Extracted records
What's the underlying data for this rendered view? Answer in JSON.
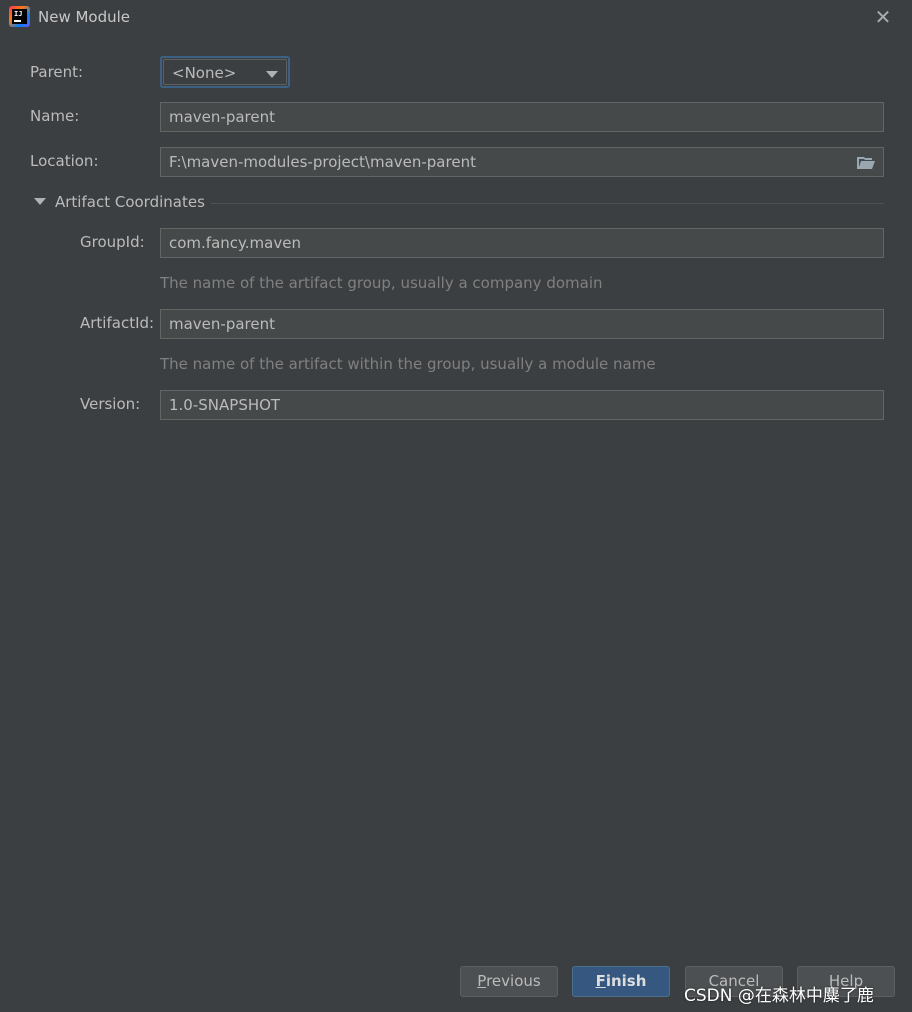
{
  "window": {
    "title": "New Module",
    "close_symbol": "✕"
  },
  "form": {
    "parent_label": "Parent:",
    "parent_value": "<None>",
    "name_label": "Name:",
    "name_value": "maven-parent",
    "location_label": "Location:",
    "location_value": "F:\\maven-modules-project\\maven-parent"
  },
  "artifact_section": {
    "title": "Artifact Coordinates",
    "groupid_label": "GroupId:",
    "groupid_value": "com.fancy.maven",
    "groupid_hint": "The name of the artifact group, usually a company domain",
    "artifactid_label": "ArtifactId:",
    "artifactid_value": "maven-parent",
    "artifactid_hint": "The name of the artifact within the group, usually a module name",
    "version_label": "Version:",
    "version_value": "1.0-SNAPSHOT"
  },
  "buttons": {
    "previous_mnemonic": "P",
    "previous_rest": "revious",
    "finish_mnemonic": "F",
    "finish_rest": "inish",
    "cancel": "Cancel",
    "help": "Help"
  },
  "watermark": "CSDN @在森林中麋了鹿",
  "colors": {
    "background": "#3c3f41",
    "field_bg": "#45494a",
    "accent": "#365880",
    "focus_border": "#3d6185"
  },
  "icons": [
    "app-icon",
    "close-icon",
    "chevron-down-icon",
    "folder-icon",
    "collapse-triangle-icon"
  ]
}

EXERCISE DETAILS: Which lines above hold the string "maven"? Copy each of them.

TASK RESULT:
    "name_value": "maven-parent",
    "location_value": "F:\\maven-modules-project\\maven-parent"
    "groupid_value": "com.fancy.maven",
    "artifactid_value": "maven-parent",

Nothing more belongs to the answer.